B.L. v. Mahanoy Area Sch. Dist.: School Speech in the Era of Social Media and Virtual Learning

BRIDGET DYE—The Supreme Court will soon consider the role social media plays in a student’s right to free speech in public schools. The Court has agreed to take up a Pennsylvania school district case, B.L. v. Mahanoy Area Sch. Dist., where a high school cheerleader was disciplined and suspended from the team after posting obscenities about the cheer program to social media.

The high school sophomore was disappointed when she failed to make the varsity cheerleading team, instead only making junior varsity. The student responded by posting twice on Snapchat. First, she posted a picture of herself and a friend with their middle fingers raised, captioned “F*ck school f*ck softball f*ck cheer f*ck everything.” Later, she sent just the text, “Love how me and [another student] got told we need a year of jv before we make varsity but that[] doesn’t matter to anyone else? 🙃”

The cheerleader made the post on a Saturday to an audience of about 250 Snapchat friends. A fellow cheerleader took screenshots of the posts and sent them to the school’s cheerleading coaches, who also heard about the messages from other cheerleaders and students. Over the next week, the posts caused disruption in school. Other students were “visibly upset” for several days and expressed concerns about the sophomore returning to the team.

The coaches determined that the cheerleader violated team rules of showing respect for the school, coaches, and other cheerleaders. Additionally, they determined that she violated the rules regarding refraining from posting negative information about the cheer program online, along with violating a school rule requiring student athletes to conduct themselves in a way that would not tarnish the image of the school district. The coaches removed her from the team for the year, stating that she could try out again next year. School authorities backed the coaches’ decision when the cheerleader and her parents tried to appeal. Ultimately, the teenager’s snapchat story would set in motion a significant Supreme Court case.

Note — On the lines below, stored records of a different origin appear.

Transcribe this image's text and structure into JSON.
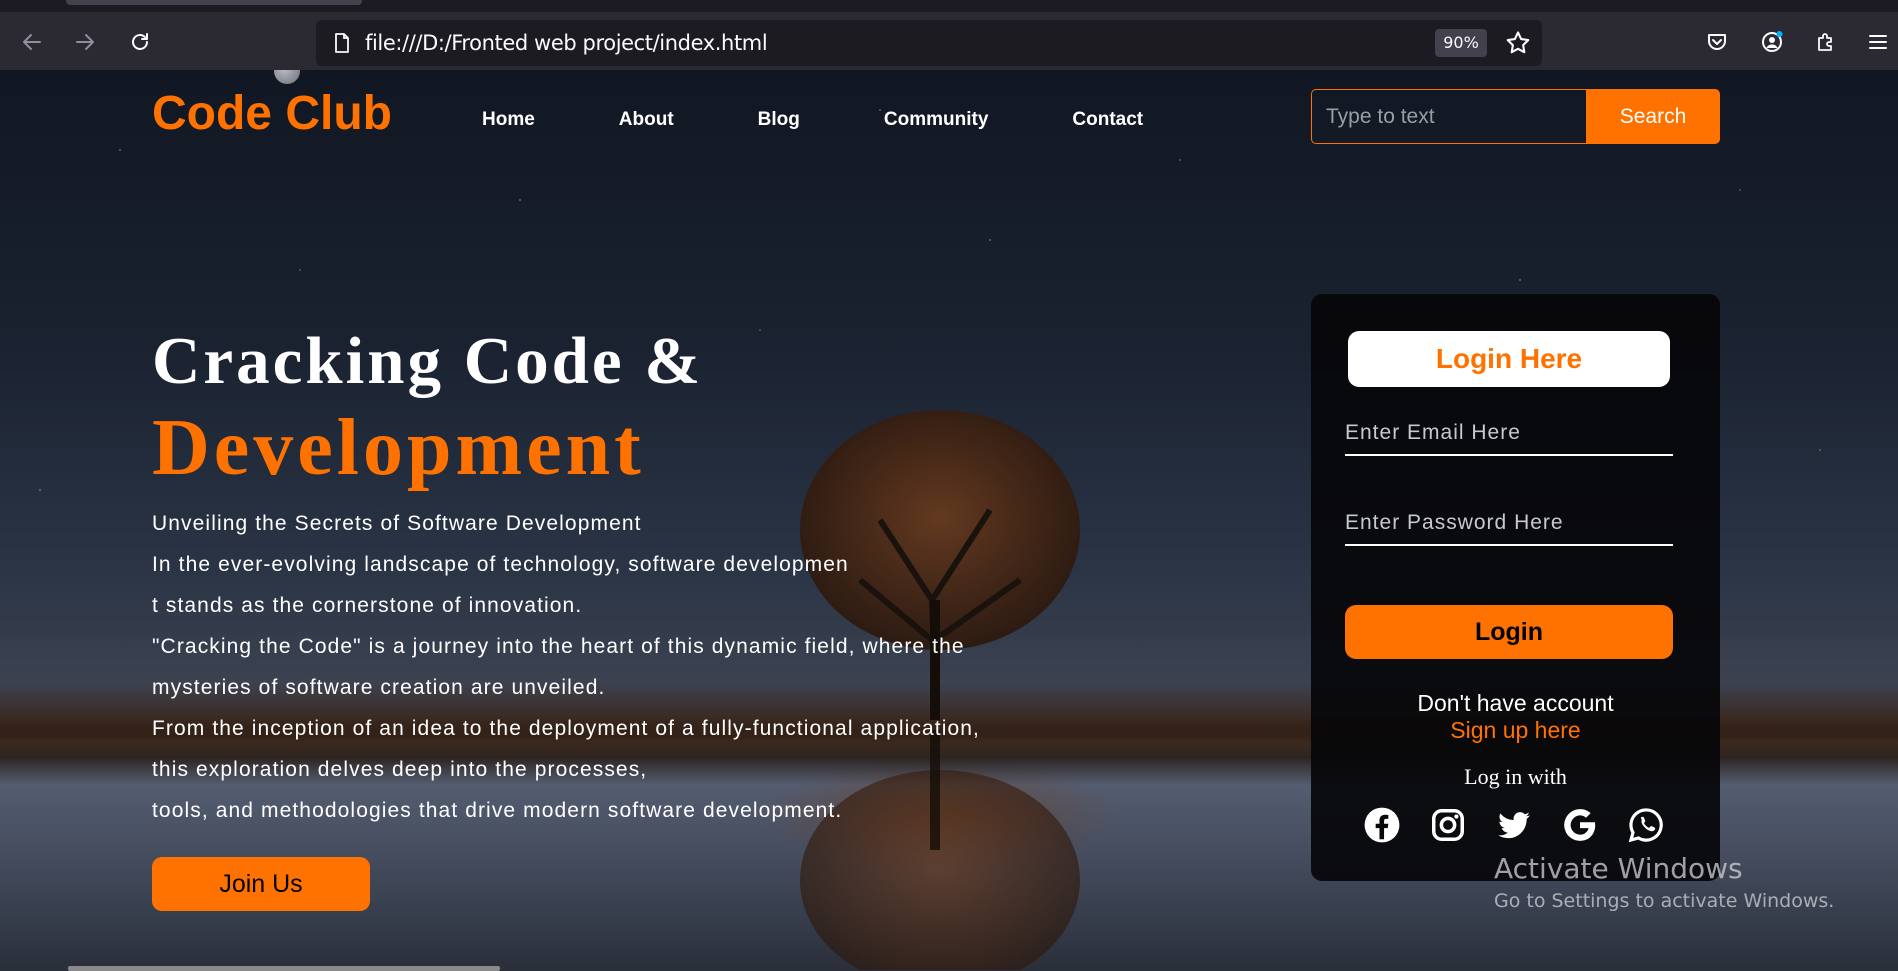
{
  "browser": {
    "url": "file:///D:/Fronted web project/index.html",
    "zoom": "90%",
    "icons": [
      "back-icon",
      "forward-icon",
      "reload-icon",
      "page-icon",
      "bookmark-star-icon",
      "pocket-icon",
      "account-icon",
      "extensions-icon",
      "menu-icon"
    ]
  },
  "nav": {
    "brand": "Code Club",
    "links": [
      "Home",
      "About",
      "Blog",
      "Community",
      "Contact"
    ],
    "search_placeholder": "Type to text",
    "search_button": "Search"
  },
  "hero": {
    "title_line1": "Cracking Code &",
    "title_line2": "Development",
    "lines": [
      "Unveiling the Secrets of Software Development",
      "In the ever-evolving landscape of technology, software developmen",
      "t stands as the cornerstone of innovation.",
      "\"Cracking the Code\" is a journey into the heart of this dynamic field, where the",
      "mysteries of software creation are unveiled.",
      "From the inception of an idea to the deployment of a fully-functional application,",
      "this exploration delves deep into the processes,",
      "tools, and methodologies that drive modern software development."
    ],
    "join_button": "Join Us"
  },
  "login": {
    "title": "Login Here",
    "email_placeholder": "Enter Email Here",
    "password_placeholder": "Enter Password Here",
    "login_button": "Login",
    "no_account": "Don't have account",
    "signup_link": "Sign up here",
    "login_with": "Log in with",
    "social_icons": [
      "facebook-icon",
      "instagram-icon",
      "twitter-icon",
      "google-icon",
      "whatsapp-icon"
    ]
  },
  "watermark": {
    "title": "Activate Windows",
    "subtitle": "Go to Settings to activate Windows."
  },
  "colors": {
    "accent": "#ff7200",
    "card_bg": "#060709",
    "toolbar_bg": "#2b2a33"
  }
}
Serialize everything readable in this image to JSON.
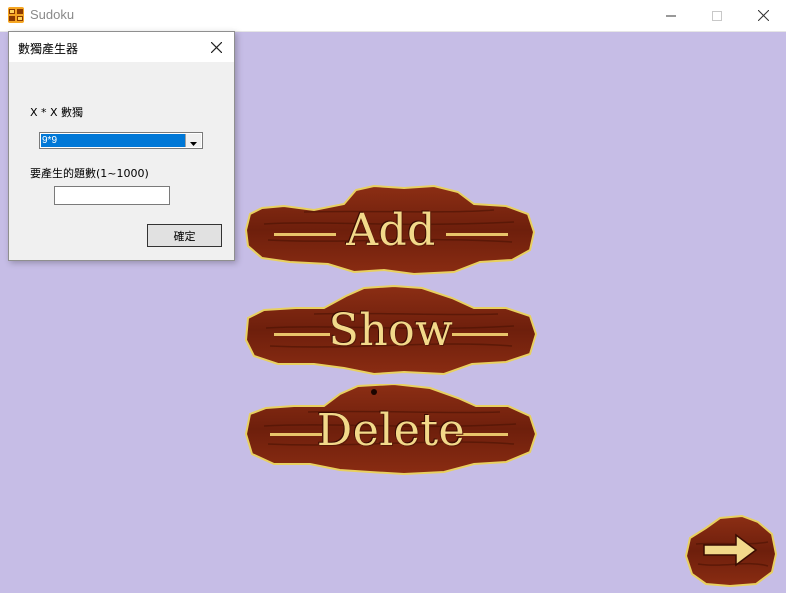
{
  "window": {
    "title": "Sudoku",
    "icon": "sudoku-app-icon",
    "background": "#c6bde6"
  },
  "titlebar_controls": [
    "minimize-icon",
    "maximize-icon",
    "close-icon"
  ],
  "dialog": {
    "title": "數獨產生器",
    "size_label": "X * X 數獨",
    "size_selected": "9*9",
    "count_label": "要產生的題數(1~1000)",
    "count_value": "",
    "ok_label": "確定"
  },
  "menu": {
    "add_label": "Add",
    "show_label": "Show",
    "delete_label": "Delete",
    "next_icon": "arrow-right-icon",
    "wood_color": "#7a2410",
    "text_color": "#f2d98a"
  }
}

The District Court found that the school violated the cheerleader’s First Amendment rights, and the U.S. Court of Appeals for the Third Circuit affirmed the lower court. While acknowledging the “snap was crude, rude, and juvenile, just as we might expect of an adolescent,” the Third Circuit held that school administrators should not have “the power to quash student expression deemed crude or offensive—which far too easily metastasizes into the power to censor valuable speech and legitimate criticism.”

The Third Circuit relied on the Supreme Court’s Tinker v. Des Moines Indep. Cmty. Sch. Dist. (1969), which stated that students do not “shed their constitutional rights to freedom of speech or expression at the schoolhouse gate.” Tinker, however, allowed for an exception to the broad student free speech rights it upheld, which allows school officials to regulate speech that “would materially and substantially interfere with the requirements of appropriate discipline in the operation of the school.” To qualify for this exception, a school must show “a specific and significant fear of disruption” in order to prohibit student speech.

The Third Circuit decided that the snap was “off-campus” speech; a student’s online speech is not “on-campus” simply because it involves the school, is accessible to students, or reaches the school environment. The court acknowledged that while the boundary is not limited to the bricks and mortar of the school yard, limits do exist. The cheerleader in B.L. is far from the first student to get in trouble for what she posted online about school and will not be the last. As social media and online communications become more omnipresent in the lives of students, school administrators and courts will continue to struggle to draw the line between on- and off-campus speech. The Supreme Court has not yet addressed the on- and off-campus divide in the context of online speech, but many other cases have laid the groundwork for the Court to rule on the issue in B.L.

The American Federation of Teachers and other advocacy groups are urging the Supreme Court to overturn the Third Circuit’s ruling. They believe the ruling creates a circuit split as to whether, and to what extent, administrators may regulate off-campus student speech. Several states within the Third Circuit passed laws requiring schools to address off-campus cyberbullying or harassment with a close nexus to the school. The groups believe that the court drew an outdated line in today’s social media age, “when students can disrupt the school community from anywhere with the touch of a button.”

In its brief to the Court, the school district insisted that “the question presented recurs constantly and has become even more urgent as COVID-19 has forced schools to operate online.” The existing inconsistencies among the circuits reveal how hard it has become to draw the line between overreach and protecting the school environment in the era of social media.